Arne Duncan, then Secretary of Education, said in 2010, “debate is uniquely suited to build skills required of a modern citizen, including critical thinking, communication, collaboration, and creativity.”
Most of us in the world of education would agree that competitive debate is a valuable activity for students of all skill levels, however, the style of debate preferred or which format a student new to debate should begin with, is, well, up for debate…
Debate teaches useful skills for other academic pursuits and prepares students for life in general, in many unique ways. Most notably, debaters build confidence speaking in public and expressing their ideas eloquently. The comfort level developed when speaking in front of others is useful in so many areas of life, from school presentations, to job interviews and classroom discussions in both high school and college.
Depending on the league you join, there are a variety of styles of debate. Parlimentary, Lincoln-Douglas, Team Policy and more recently, Cross Examination Debate, are the most common debate formats seen at the High School and College levels. For the purpose of today’s discussion, we are going to focus on Lincoln-Douglas (LD) and Team Policy (TP), as one of these two are where most students new to debate begin. Ah, but where to begin? There are many reasons why a student would start with one over the other and those reasons are as varied as the students themselves, so to help a prospective debate student decide where he or she should begin, let’s look first at each style and the pros and cons of starting with each.

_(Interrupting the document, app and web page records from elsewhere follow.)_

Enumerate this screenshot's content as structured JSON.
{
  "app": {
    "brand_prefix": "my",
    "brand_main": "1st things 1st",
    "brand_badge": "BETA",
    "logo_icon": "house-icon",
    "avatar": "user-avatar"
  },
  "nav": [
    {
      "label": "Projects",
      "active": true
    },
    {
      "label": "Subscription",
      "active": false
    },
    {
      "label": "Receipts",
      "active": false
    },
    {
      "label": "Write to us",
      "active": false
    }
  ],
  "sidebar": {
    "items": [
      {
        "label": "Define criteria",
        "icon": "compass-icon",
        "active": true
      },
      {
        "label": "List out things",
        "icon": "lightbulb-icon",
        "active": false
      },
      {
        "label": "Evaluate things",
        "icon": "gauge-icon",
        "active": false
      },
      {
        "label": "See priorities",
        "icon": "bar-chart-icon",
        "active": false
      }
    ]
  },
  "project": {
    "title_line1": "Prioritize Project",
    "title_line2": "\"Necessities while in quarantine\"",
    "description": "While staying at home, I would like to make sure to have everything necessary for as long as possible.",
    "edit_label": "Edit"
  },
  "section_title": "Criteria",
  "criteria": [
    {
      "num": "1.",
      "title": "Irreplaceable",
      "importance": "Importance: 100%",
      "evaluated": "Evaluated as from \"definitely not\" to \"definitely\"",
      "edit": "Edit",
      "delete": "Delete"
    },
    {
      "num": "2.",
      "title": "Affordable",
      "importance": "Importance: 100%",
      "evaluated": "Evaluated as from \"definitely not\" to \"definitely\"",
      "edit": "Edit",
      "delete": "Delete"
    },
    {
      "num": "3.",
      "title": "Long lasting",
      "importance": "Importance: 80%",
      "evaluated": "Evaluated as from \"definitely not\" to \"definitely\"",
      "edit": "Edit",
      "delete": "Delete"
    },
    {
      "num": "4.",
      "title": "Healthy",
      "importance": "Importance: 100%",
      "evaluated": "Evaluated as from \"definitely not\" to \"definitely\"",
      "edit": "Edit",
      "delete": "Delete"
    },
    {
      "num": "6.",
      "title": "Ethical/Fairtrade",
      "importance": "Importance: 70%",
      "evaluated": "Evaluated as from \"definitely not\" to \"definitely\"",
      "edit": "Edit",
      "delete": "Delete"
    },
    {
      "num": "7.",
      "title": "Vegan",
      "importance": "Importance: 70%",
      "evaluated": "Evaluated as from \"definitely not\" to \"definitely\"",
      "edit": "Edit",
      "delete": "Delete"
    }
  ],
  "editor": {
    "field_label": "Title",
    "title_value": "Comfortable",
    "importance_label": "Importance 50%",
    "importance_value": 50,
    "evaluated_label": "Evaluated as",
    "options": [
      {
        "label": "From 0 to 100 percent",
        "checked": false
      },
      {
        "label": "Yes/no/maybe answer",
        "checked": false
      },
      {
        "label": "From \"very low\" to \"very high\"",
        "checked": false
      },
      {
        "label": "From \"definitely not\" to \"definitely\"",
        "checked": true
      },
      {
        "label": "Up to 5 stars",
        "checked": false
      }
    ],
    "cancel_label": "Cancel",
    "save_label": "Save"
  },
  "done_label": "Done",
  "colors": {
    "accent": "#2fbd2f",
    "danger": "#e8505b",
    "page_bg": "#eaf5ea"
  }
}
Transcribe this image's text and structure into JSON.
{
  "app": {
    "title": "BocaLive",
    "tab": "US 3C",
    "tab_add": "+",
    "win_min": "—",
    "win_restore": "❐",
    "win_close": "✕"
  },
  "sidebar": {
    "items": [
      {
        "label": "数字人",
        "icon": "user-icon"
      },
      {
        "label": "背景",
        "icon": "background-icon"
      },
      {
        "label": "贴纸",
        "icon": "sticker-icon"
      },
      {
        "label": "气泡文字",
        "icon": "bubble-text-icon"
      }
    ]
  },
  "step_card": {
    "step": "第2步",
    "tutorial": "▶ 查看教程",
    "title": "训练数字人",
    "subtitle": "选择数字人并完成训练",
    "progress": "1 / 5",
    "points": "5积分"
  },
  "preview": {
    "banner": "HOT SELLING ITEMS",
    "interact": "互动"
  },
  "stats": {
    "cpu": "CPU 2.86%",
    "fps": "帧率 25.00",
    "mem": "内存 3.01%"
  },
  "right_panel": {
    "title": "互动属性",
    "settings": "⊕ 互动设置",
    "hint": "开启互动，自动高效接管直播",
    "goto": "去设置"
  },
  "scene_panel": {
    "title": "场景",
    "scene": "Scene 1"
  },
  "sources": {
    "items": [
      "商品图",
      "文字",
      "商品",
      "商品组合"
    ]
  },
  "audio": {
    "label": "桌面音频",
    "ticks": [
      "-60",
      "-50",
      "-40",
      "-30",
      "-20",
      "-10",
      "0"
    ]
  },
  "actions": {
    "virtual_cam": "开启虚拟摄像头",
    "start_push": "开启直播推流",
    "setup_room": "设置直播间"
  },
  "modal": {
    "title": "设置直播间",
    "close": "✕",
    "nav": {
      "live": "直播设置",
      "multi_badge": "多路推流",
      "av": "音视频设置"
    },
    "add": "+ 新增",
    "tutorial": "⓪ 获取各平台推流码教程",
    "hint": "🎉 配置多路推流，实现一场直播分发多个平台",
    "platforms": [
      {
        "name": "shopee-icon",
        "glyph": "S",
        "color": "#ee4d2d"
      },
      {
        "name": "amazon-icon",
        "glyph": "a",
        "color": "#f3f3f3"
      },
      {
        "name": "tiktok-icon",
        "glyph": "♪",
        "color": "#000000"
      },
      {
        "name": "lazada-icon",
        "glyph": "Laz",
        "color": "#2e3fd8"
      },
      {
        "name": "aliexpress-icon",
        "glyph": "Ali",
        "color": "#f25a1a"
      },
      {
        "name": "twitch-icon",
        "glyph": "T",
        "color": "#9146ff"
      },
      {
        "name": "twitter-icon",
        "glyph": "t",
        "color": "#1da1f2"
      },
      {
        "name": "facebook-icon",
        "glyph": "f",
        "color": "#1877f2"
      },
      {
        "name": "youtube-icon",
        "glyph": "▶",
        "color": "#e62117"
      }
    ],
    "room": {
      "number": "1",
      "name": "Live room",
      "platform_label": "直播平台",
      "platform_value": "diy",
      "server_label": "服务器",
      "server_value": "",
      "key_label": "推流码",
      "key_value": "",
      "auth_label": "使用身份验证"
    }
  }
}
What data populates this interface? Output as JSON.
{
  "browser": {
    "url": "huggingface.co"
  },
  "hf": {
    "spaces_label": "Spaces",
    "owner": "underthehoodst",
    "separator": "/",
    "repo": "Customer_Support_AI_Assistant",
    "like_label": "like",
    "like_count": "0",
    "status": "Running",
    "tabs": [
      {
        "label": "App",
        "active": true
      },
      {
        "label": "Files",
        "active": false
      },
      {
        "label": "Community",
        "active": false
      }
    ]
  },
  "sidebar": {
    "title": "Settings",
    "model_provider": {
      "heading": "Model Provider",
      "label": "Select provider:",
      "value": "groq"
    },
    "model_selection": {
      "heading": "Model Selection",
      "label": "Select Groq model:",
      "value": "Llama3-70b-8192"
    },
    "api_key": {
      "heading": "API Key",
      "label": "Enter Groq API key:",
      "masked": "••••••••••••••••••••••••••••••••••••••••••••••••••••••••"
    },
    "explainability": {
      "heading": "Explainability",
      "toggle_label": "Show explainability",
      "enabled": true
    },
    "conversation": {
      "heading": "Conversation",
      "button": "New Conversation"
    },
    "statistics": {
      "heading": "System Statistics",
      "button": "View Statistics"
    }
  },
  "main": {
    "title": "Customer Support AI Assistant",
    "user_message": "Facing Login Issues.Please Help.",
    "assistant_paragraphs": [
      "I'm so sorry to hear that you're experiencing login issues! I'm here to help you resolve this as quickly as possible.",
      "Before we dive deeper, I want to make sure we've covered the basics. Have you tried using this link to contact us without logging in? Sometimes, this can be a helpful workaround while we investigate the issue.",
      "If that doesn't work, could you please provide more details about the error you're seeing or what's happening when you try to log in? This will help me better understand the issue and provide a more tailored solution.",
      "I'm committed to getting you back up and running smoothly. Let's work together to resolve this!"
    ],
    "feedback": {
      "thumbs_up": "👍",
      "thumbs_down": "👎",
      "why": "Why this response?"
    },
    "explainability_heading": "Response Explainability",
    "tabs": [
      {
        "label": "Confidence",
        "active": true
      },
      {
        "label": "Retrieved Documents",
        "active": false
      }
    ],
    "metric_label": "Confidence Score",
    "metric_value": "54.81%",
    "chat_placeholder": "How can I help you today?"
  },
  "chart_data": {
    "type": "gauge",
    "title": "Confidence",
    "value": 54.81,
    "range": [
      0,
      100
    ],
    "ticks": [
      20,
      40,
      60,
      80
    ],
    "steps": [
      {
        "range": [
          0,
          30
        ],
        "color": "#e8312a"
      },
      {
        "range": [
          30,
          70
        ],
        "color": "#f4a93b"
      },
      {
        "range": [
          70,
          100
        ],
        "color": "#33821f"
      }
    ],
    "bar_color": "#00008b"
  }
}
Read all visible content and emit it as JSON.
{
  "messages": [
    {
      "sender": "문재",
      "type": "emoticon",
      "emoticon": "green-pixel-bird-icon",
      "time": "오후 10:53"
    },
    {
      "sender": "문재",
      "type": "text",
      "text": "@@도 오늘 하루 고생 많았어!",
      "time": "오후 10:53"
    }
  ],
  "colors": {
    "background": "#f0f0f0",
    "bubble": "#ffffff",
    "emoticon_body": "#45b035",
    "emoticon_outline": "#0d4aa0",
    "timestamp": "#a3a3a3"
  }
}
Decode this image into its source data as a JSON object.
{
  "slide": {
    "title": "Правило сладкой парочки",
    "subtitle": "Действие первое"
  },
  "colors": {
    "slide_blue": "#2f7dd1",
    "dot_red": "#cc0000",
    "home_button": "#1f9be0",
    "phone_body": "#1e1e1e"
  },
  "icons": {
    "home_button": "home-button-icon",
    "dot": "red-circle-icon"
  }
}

Team Policy debate is the oldest format of debate practiced at the high school level. It is a very popular format of debate and consists of two teams of two competitors and involves the proposal of a plan by the affirmative team to enact a policy (a pre-determined resolution), while the negative team offers reasons to reject that proposal. Team Policy is evidence driven and throughout the debate, students have the opportunity to present, share evidence and cross-examine one another. A judge or panel of judges determines the winner based on the arguments presented.
Lincoln-Douglas by contrast is one on one debate and is focused primarily on discussing the merits of competing ethical values, in a persuasive manner. The famed debates between senatorial candidates Abraham Lincoln and Stephen A. Douglas in the 1850’s inspired the name and format for this style of debate. Evidence is considered important in LD debate, but it does not have the level of importance and focus as it does in TP debate. Emphasis instead is placed on speaking clearly, logically and persuasively.
So, now that we have laid out the two formats up for discussion, which is the best for a new debater to begin debate with?
For many years, families have been told to start with TP, in large part because the student will have a partner to prepare and tag team with and having a “buddy” to share the load and debate spotlight with can for some, be encouraging and comforting. Working as part of a team has the obvious benefit of growing that very skill set… learning to work well in a team setting, which as we all know is a very important life skill.
Challenges that arise with this team approach, can for some students, however, create frustrations that include, difficulty in finding a partner, dividing up evidence research and preparation responsibilities, and disagreement on each partner’s role in the actual debate. Issues such as these can pose an overwhelming and frustrating challenge for students who are new to debate altogether and are learning how everything works. They may find that having to navigate the additional aspect of role assignments, considering another’s opinion, work ethic and personality too overwhelming. Also, for novice debaters, having a partner can in some cases be used to rely too heavily on the other partner’s skill set, confidence or opinions and the fullness of their own capabilities remains unearthed.
LD debate solves many of these issues because the student does not have to seek out a partner and rely on another for research, preparation or adequate performance in the debate round. They rely on themselves and get out of the experience in large measure, what they put into it. For students who are independent and work better on their own, relying on their own capabilities and effort often proves more satisfying with LD.
Even those who think they could never do debate on their own, without a partner, often times are pleasantly surprised by the LD experience.
The thought of writing their own case and getting up on their own to debate an opponent, can seem terrifying and nearly impossible to accomplish, however, with proper coaching through each step of the process, students emerge on the other side of their first tournament experience, with a gratifying sense of accomplishment and realize that they can do it indeed! This leads to greater confidence moving forward in the tournament season, but also gives greater confidence to take on new challenges in the speech & debate arena.
Personally, I recommend LD to most first time debate students, with proper coaching support because I feel the sense of accomplishment a student gains from researching, preparing, arguing a case and overcoming personal fears through the process delivers a sense of strength and confidence that is a tremendous life lesson and
can also be a huge benefit in future team settings.
While both formats of debate offer their own set of benefits, challenges and learning opportunities, considering each student individually is always the best first step. To prospective debate students I say, whichever format you choose, throw yourself into the opportunity with hard work and determination! Tremendous personal learning, growth and wonderful friendships will be your reward!
Join Stacy in LD her Foundations of LD Club this fall. Lasting Impact is excited to offer online clubs in both LD and TP. Click HERE for the complete list of Clubs. We even have a class/club for younger students. Click HERE for the complete look at the fall classes.